::: Supplied records :::
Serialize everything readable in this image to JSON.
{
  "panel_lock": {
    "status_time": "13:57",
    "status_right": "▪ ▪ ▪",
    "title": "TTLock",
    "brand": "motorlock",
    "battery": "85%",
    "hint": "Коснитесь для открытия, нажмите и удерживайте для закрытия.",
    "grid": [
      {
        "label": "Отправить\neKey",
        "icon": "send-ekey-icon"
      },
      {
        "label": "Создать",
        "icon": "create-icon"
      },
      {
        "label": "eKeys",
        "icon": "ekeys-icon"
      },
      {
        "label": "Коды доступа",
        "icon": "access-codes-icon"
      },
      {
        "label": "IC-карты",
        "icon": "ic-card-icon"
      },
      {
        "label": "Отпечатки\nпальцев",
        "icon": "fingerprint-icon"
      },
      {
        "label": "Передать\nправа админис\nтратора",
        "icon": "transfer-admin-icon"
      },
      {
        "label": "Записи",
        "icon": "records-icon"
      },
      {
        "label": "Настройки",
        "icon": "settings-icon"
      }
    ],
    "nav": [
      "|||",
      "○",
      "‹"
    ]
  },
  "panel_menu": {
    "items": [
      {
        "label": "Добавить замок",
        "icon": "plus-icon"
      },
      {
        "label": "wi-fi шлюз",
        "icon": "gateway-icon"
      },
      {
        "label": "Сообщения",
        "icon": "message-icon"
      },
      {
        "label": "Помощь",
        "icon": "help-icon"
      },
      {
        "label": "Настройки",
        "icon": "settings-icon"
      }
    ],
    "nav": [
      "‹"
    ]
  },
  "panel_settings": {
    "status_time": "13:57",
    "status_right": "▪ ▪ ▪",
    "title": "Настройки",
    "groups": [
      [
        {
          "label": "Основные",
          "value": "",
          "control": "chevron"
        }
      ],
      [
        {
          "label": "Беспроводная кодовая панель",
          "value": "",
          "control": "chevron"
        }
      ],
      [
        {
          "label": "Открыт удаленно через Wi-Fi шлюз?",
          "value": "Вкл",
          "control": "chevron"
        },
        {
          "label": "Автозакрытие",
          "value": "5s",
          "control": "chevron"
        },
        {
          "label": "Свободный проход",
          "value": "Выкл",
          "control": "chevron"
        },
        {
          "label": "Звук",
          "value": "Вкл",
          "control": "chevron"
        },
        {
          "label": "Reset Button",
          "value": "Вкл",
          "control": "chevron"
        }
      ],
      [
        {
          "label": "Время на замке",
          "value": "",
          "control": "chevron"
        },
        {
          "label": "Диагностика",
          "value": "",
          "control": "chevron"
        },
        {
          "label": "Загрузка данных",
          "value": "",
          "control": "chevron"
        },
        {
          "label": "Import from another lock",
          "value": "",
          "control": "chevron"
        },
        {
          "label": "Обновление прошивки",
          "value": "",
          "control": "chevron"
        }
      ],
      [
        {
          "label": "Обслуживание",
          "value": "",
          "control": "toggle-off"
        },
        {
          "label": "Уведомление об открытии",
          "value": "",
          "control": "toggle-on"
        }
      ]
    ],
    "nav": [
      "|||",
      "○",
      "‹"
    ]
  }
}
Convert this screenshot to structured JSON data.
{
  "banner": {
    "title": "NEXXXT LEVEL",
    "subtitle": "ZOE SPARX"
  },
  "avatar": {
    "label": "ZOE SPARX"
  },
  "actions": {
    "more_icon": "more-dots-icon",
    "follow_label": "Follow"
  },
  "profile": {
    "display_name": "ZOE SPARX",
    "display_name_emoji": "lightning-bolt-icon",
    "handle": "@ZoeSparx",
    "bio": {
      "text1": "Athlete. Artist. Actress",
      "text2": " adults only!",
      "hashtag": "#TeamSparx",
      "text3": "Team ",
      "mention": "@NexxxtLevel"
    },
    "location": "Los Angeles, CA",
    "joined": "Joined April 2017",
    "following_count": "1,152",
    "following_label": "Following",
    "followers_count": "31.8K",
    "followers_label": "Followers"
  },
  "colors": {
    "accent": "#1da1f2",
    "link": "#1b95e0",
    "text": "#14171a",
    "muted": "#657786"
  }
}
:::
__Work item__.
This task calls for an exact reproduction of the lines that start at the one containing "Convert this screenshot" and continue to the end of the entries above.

__Solution for this exercise__.
Convert this screenshot to structured JSON data.
{
  "banner": {
    "title": "NEXXXT LEVEL",
    "subtitle": "ZOE SPARX"
  },
  "avatar": {
    "label": "ZOE SPARX"
  },
  "actions": {
    "more_icon": "more-dots-icon",
    "follow_label": "Follow"
  },
  "profile": {
    "display_name": "ZOE SPARX",
    "display_name_emoji": "lightning-bolt-icon",
    "handle": "@ZoeSparx",
    "bio": {
      "text1": "Athlete. Artist. Actress",
      "text2": " adults only!",
      "hashtag": "#TeamSparx",
      "text3": "Team ",
      "mention": "@NexxxtLevel"
    },
    "location": "Los Angeles, CA",
    "joined": "Joined April 2017",
    "following_count": "1,152",
    "following_label": "Following",
    "followers_count": "31.8K",
    "followers_label": "Followers"
  },
  "colors": {
    "accent": "#1da1f2",
    "link": "#1b95e0",
    "text": "#14171a",
    "muted": "#657786"
  }
}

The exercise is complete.